• _What you have to do_
All entries below are to be duplicated verbatim.

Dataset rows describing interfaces

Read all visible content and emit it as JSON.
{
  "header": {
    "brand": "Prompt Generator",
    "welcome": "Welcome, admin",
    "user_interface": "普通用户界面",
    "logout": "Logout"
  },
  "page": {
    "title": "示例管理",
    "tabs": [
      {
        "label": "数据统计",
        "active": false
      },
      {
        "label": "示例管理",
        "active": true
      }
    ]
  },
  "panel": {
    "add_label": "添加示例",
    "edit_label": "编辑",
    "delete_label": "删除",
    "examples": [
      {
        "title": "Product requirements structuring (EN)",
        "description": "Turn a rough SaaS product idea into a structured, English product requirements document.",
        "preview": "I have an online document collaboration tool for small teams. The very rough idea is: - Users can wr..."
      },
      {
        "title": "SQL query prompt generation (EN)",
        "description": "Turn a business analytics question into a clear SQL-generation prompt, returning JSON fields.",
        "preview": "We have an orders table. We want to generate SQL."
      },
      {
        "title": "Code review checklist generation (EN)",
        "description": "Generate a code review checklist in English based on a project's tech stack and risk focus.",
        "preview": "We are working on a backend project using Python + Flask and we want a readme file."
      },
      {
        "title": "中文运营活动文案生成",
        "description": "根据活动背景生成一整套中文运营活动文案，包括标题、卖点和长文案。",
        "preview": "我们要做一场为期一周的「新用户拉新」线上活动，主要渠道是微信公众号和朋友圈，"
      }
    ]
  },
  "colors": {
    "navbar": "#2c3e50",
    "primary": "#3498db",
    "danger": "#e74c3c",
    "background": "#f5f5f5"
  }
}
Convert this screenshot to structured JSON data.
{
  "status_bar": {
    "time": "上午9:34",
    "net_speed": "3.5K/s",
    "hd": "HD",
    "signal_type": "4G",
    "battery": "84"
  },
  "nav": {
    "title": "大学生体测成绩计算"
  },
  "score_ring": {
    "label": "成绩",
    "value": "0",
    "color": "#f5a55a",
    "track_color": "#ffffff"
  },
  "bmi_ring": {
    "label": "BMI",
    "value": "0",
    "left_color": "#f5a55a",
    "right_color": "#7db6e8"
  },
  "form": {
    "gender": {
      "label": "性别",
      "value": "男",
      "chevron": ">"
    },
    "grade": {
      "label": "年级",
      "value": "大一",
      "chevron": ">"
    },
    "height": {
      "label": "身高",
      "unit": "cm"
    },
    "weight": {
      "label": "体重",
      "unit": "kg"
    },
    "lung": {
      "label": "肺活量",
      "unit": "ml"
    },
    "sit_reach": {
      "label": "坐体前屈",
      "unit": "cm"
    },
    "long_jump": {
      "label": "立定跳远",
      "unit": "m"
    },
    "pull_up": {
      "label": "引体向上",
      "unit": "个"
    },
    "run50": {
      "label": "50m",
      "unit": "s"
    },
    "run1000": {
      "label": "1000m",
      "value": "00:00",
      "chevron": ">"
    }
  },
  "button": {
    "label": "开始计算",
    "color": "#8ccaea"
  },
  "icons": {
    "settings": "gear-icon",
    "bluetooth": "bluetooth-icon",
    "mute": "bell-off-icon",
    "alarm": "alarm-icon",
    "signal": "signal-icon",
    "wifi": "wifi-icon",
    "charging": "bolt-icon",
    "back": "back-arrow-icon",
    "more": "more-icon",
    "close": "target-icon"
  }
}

• _Problem solution_
Read all visible content and emit it as JSON.
{
  "header": {
    "brand": "Prompt Generator",
    "welcome": "Welcome, admin",
    "user_interface": "普通用户界面",
    "logout": "Logout"
  },
  "page": {
    "title": "示例管理",
    "tabs": [
      {
        "label": "数据统计",
        "active": false
      },
      {
        "label": "示例管理",
        "active": true
      }
    ]
  },
  "panel": {
    "add_label": "添加示例",
    "edit_label": "编辑",
    "delete_label": "删除",
    "examples": [
      {
        "title": "Product requirements structuring (EN)",
        "description": "Turn a rough SaaS product idea into a structured, English product requirements document.",
        "preview": "I have an online document collaboration tool for small teams. The very rough idea is: - Users can wr..."
      },
      {
        "title": "SQL query prompt generation (EN)",
        "description": "Turn a business analytics question into a clear SQL-generation prompt, returning JSON fields.",
        "preview": "We have an orders table. We want to generate SQL."
      },
      {
        "title": "Code review checklist generation (EN)",
        "description": "Generate a code review checklist in English based on a project's tech stack and risk focus.",
        "preview": "We are working on a backend project using Python + Flask and we want a readme file."
      },
      {
        "title": "中文运营活动文案生成",
        "description": "根据活动背景生成一整套中文运营活动文案，包括标题、卖点和长文案。",
        "preview": "我们要做一场为期一周的「新用户拉新」线上活动，主要渠道是微信公众号和朋友圈，"
      }
    ]
  },
  "colors": {
    "navbar": "#2c3e50",
    "primary": "#3498db",
    "danger": "#e74c3c",
    "background": "#f5f5f5"
  }
}
Convert this screenshot to structured JSON data.
{
  "status_bar": {
    "time": "上午9:34",
    "net_speed": "3.5K/s",
    "hd": "HD",
    "signal_type": "4G",
    "battery": "84"
  },
  "nav": {
    "title": "大学生体测成绩计算"
  },
  "score_ring": {
    "label": "成绩",
    "value": "0",
    "color": "#f5a55a",
    "track_color": "#ffffff"
  },
  "bmi_ring": {
    "label": "BMI",
    "value": "0",
    "left_color": "#f5a55a",
    "right_color": "#7db6e8"
  },
  "form": {
    "gender": {
      "label": "性别",
      "value": "男",
      "chevron": ">"
    },
    "grade": {
      "label": "年级",
      "value": "大一",
      "chevron": ">"
    },
    "height": {
      "label": "身高",
      "unit": "cm"
    },
    "weight": {
      "label": "体重",
      "unit": "kg"
    },
    "lung": {
      "label": "肺活量",
      "unit": "ml"
    },
    "sit_reach": {
      "label": "坐体前屈",
      "unit": "cm"
    },
    "long_jump": {
      "label": "立定跳远",
      "unit": "m"
    },
    "pull_up": {
      "label": "引体向上",
      "unit": "个"
    },
    "run50": {
      "label": "50m",
      "unit": "s"
    },
    "run1000": {
      "label": "1000m",
      "value": "00:00",
      "chevron": ">"
    }
  },
  "button": {
    "label": "开始计算",
    "color": "#8ccaea"
  },
  "icons": {
    "settings": "gear-icon",
    "bluetooth": "bluetooth-icon",
    "mute": "bell-off-icon",
    "alarm": "alarm-icon",
    "signal": "signal-icon",
    "wifi": "wifi-icon",
    "charging": "bolt-icon",
    "back": "back-arrow-icon",
    "more": "more-icon",
    "close": "target-icon"
  }
}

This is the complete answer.